Director/producer Ben Affleck accepts the award for best picture for "Argo" during at the Oscars at the Dolby Theatre on Sunday. (Photo by Matt Sayles/Invision/AP)
What was Michelle Obama thinking? If the card for "Zero Dark Thirty" had been lurking in that best picture envelope Sunday, the gushing first lady would have appeared to the 1 billion people watching to have endorsed the very torture policies that her husband has denounced, at least rhetorically, if not always in practice. Saved from that fate by the Academy's selection of "Argo," she tacitly condoned the CIA's subterfuge in pretending that its covert rescue operation was a genuine film project.
Not an insignificant matter, given the agency's lengthy history of subverting cultural, journalistic and human rights organizations for its not always admirable purposes. It is not much of a stretch to extend that example to journalists as presumed foreign agents, and that is the charge most often used to kill them. Or human rights workers, religious missionaries, medical personnel or any of the thousands of non-government workers who are daily threatened as they go about their work in dangerous lands, advancing their do-gooder notions.
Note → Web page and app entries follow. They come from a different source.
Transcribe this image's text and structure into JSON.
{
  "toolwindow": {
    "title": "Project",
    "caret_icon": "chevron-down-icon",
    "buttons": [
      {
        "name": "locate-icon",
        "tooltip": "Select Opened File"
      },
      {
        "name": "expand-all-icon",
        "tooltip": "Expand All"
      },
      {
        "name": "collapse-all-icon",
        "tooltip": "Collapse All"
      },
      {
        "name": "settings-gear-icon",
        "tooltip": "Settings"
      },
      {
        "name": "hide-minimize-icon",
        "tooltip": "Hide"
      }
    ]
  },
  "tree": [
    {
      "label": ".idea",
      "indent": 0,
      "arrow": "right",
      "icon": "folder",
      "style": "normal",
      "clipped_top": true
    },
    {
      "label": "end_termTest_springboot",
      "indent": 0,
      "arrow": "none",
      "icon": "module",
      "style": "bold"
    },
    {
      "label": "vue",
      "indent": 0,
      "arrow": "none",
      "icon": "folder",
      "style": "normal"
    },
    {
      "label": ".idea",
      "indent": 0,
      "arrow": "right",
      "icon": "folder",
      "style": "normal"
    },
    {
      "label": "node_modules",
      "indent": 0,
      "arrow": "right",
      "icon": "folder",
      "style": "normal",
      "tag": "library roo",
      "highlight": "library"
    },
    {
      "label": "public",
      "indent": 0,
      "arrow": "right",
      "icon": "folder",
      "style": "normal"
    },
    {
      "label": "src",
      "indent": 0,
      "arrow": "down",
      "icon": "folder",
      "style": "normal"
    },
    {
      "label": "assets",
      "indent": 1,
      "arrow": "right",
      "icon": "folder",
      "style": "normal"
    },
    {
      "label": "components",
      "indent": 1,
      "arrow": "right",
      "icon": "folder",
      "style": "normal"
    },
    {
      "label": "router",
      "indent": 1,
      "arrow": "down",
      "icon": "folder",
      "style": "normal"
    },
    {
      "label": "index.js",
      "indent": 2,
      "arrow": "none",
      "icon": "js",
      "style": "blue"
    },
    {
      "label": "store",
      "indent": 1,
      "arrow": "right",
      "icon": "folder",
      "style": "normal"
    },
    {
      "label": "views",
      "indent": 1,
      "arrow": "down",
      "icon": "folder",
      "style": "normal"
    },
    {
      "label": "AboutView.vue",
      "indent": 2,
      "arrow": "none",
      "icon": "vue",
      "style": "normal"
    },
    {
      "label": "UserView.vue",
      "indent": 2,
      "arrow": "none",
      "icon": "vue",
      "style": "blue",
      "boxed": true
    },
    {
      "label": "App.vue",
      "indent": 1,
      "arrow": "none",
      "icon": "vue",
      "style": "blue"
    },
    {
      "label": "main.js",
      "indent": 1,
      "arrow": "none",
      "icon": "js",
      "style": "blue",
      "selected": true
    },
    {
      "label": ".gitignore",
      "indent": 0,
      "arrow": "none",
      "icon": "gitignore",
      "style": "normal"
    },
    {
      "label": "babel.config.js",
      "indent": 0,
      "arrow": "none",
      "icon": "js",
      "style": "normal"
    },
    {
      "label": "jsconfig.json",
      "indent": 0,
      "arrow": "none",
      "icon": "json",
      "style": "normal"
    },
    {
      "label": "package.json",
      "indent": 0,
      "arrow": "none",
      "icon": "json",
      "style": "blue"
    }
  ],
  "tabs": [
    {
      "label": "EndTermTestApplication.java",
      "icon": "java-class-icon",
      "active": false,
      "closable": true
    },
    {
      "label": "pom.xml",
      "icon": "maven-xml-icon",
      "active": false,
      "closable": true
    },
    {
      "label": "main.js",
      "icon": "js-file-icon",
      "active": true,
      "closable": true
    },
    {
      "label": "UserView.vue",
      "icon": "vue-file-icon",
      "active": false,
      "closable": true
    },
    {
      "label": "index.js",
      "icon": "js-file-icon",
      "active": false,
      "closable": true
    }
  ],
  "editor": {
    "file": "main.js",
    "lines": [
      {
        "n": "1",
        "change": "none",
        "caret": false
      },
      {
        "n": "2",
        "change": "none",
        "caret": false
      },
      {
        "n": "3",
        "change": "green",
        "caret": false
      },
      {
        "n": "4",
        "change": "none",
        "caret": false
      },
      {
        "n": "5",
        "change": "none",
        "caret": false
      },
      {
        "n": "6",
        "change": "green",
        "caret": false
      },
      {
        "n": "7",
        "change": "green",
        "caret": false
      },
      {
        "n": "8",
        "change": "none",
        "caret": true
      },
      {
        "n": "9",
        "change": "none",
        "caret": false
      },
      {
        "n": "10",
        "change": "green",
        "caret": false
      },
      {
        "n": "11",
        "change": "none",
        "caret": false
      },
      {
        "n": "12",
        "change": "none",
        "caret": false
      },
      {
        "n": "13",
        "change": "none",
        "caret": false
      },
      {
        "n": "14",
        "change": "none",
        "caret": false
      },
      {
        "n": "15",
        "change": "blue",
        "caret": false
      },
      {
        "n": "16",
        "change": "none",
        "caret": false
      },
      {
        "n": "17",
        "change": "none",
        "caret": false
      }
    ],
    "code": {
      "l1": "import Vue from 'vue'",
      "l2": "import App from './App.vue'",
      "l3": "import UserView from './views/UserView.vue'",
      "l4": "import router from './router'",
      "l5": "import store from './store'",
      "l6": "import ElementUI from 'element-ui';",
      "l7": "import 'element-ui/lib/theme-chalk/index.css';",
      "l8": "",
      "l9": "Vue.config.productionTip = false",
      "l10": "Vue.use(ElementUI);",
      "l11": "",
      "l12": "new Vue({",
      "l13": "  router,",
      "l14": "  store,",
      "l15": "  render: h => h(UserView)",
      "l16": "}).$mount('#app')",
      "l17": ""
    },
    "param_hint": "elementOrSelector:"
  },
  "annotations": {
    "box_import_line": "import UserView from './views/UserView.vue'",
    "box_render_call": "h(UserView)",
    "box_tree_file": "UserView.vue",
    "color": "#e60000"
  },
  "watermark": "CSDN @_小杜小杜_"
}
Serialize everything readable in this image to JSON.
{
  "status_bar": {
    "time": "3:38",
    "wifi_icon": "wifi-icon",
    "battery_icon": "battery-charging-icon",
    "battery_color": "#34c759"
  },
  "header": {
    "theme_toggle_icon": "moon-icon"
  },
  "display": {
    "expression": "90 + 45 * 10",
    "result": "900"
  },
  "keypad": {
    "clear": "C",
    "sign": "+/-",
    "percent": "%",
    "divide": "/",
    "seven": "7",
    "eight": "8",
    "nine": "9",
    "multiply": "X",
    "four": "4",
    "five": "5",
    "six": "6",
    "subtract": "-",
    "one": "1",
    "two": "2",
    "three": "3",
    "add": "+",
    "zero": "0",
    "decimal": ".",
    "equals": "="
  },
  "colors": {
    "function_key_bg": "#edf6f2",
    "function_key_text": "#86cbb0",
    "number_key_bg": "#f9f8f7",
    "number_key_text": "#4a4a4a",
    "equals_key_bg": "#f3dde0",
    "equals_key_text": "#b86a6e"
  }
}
This is the movie season to consider the CIA as a benign force, occasionally stumbling but in the end, driven by good intentions. The example of Iran, where the "Argo" caper is set, is instructive of the absurdity of that view. Iran for the past half century has been ravaged precisely by such CIA antics. To its credit, "Argo" acknowledges, in its opening minutes, that the U.S. government overthrew the last secular democratic leader of Iran and brought the despotic shah to power, and in his aftermath, the religious madness of the ayatollahs. But it is a point soon forgotten, as the film goes on to reveal an Iran populated by inhabitants so universally deranged that their dialogues in Farsi are not even worthy of subtitle translation.